"If we as a society cared and let men get away with more will they ever treat us with respect and care more about their offspring?" Are you kidding me? How more coddled men should get????!!

[–] crodish 15 points Edited

Isn't there something called Couvade symptom (which is probably where it got its name from, Couvade?) where the father experiences a phantom pregnancy along with his wife that can include back pains, false "contractions" (idk where) and sometimes even "a baby" kicking? I used to think it was sympathetic pains but now I realize it's just men's bullshit coming out so strongly it became its own term, just like transgirl periods uwu

There was a different ritual where when a wife was giving birth, a rope or something would be tied to the man's testicles and she would yank on it everytime she experienced a contraction so he could really experience the pain with her. We need to bring that back. Like in law, not even optional spiritual namaste shit. The world population would nosedive

I can understand the POV of the missionary. It's not the man's job to pretend to be ill next to his wife who actually went through giving birth. A man pretending to "give birth" is just taking up resources that should be focused on the actual mother.

Very interesting, especially given how universal this apparently was. Personally, I think it's due to "birthing envy" - i always felt that penis envy is quite sketchy and it is the other way round.
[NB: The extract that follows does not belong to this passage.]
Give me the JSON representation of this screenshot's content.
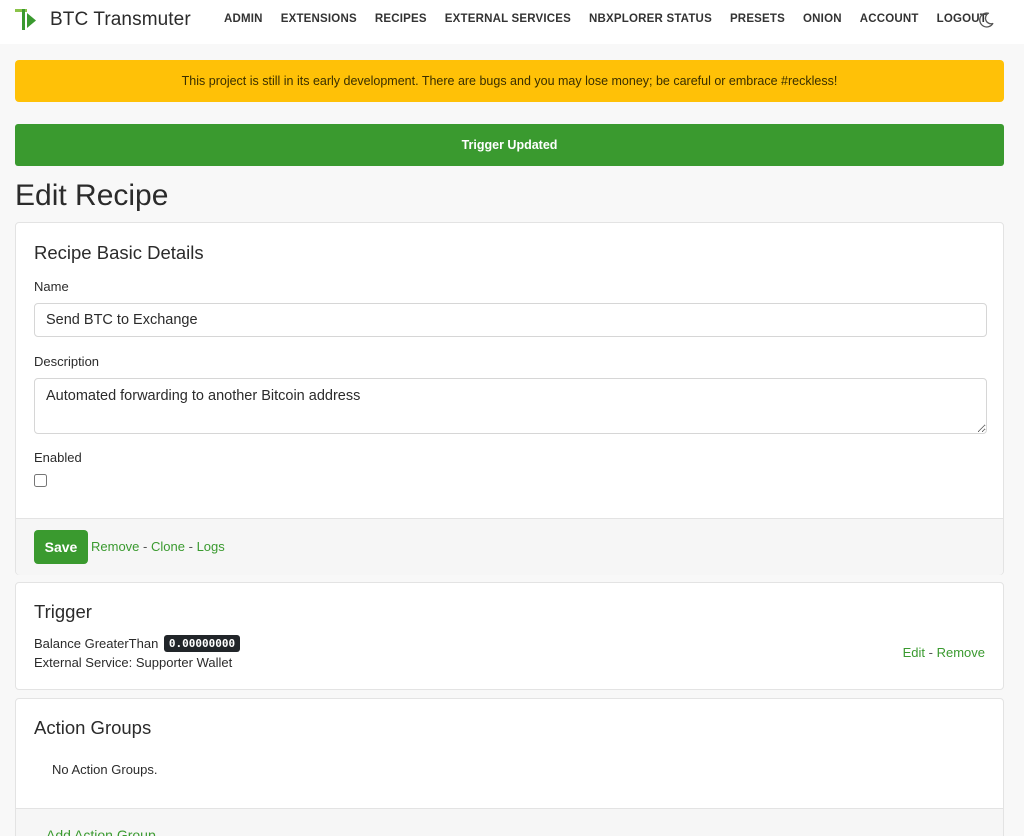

The "warding off evil spirits" is a big thing - I work with refugees and some ethnic groups have quite a lot of traditions surrounding a newborn to ward off spirits. One time I was asked to provide a knife because it was necessary, according to their superstition, to put a knife in bed with the newborn to keep evil spirits away. The Nigel (southern Italian) uses pet names such "little ugly" - the superstition being, that spirits/the devil will not be interested then.

The Nigel (southern Italian) uses pet names such "little ugly"
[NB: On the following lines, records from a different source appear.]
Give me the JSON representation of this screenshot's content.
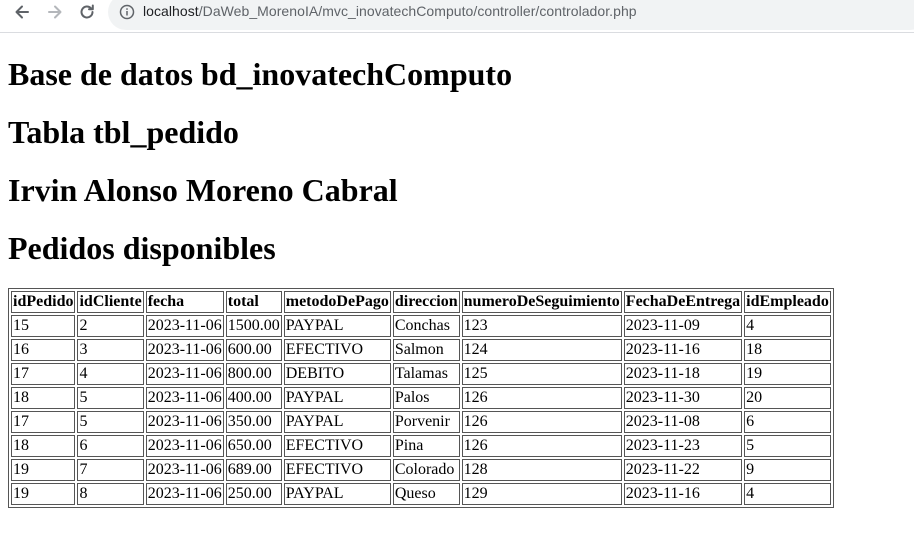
{
  "browser": {
    "url_host": "localhost",
    "url_path": "/DaWeb_MorenoIA/mvc_inovatechComputo/controller/controlador.php"
  },
  "headings": {
    "database": "Base de datos bd_inovatechComputo",
    "table": "Tabla tbl_pedido",
    "author": "Irvin Alonso Moreno Cabral",
    "section": "Pedidos disponibles"
  },
  "orders_table": {
    "columns": [
      "idPedido",
      "idCliente",
      "fecha",
      "total",
      "metodoDePago",
      "direccion",
      "numeroDeSeguimiento",
      "FechaDeEntrega",
      "idEmpleado"
    ],
    "rows": [
      [
        "15",
        "2",
        "2023-11-06",
        "1500.00",
        "PAYPAL",
        "Conchas",
        "123",
        "2023-11-09",
        "4"
      ],
      [
        "16",
        "3",
        "2023-11-06",
        "600.00",
        "EFECTIVO",
        "Salmon",
        "124",
        "2023-11-16",
        "18"
      ],
      [
        "17",
        "4",
        "2023-11-06",
        "800.00",
        "DEBITO",
        "Talamas",
        "125",
        "2023-11-18",
        "19"
      ],
      [
        "18",
        "5",
        "2023-11-06",
        "400.00",
        "PAYPAL",
        "Palos",
        "126",
        "2023-11-30",
        "20"
      ],
      [
        "17",
        "5",
        "2023-11-06",
        "350.00",
        "PAYPAL",
        "Porvenir",
        "126",
        "2023-11-08",
        "6"
      ],
      [
        "18",
        "6",
        "2023-11-06",
        "650.00",
        "EFECTIVO",
        "Pina",
        "126",
        "2023-11-23",
        "5"
      ],
      [
        "19",
        "7",
        "2023-11-06",
        "689.00",
        "EFECTIVO",
        "Colorado",
        "128",
        "2023-11-22",
        "9"
      ],
      [
        "19",
        "8",
        "2023-11-06",
        "250.00",
        "PAYPAL",
        "Queso",
        "129",
        "2023-11-16",
        "4"
      ]
    ]
  }
}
Sgorbietto?

It wasn't the most common custom, but all continents had multiple groups of people that practiced it. Personally I feel like it was more common, but like above I mentioned missionary had extremely negative opinion of this custom.

Kind of reminds me of the Handmaid's Tale, but not. Don't know how to describe the way this makes me feel.

If you replaced the infertile wives with TIMs (and allowed them to rape the handmaids along with the husbands), sounds just like that DailyDot writer's wet dream.

I’ve heard that some tribes in the Amazon practice this, but I’d never heard that name for it. It’s not so much the man lying in bed looking weak as standing outside screaming in pain while the mother gives birth inside.

This sounds to me like examples of male fragility. Men don't like not being the center of attention during women's pregnancy. Some of them become violent over it, some of them apparently fake illnesses for sympathy.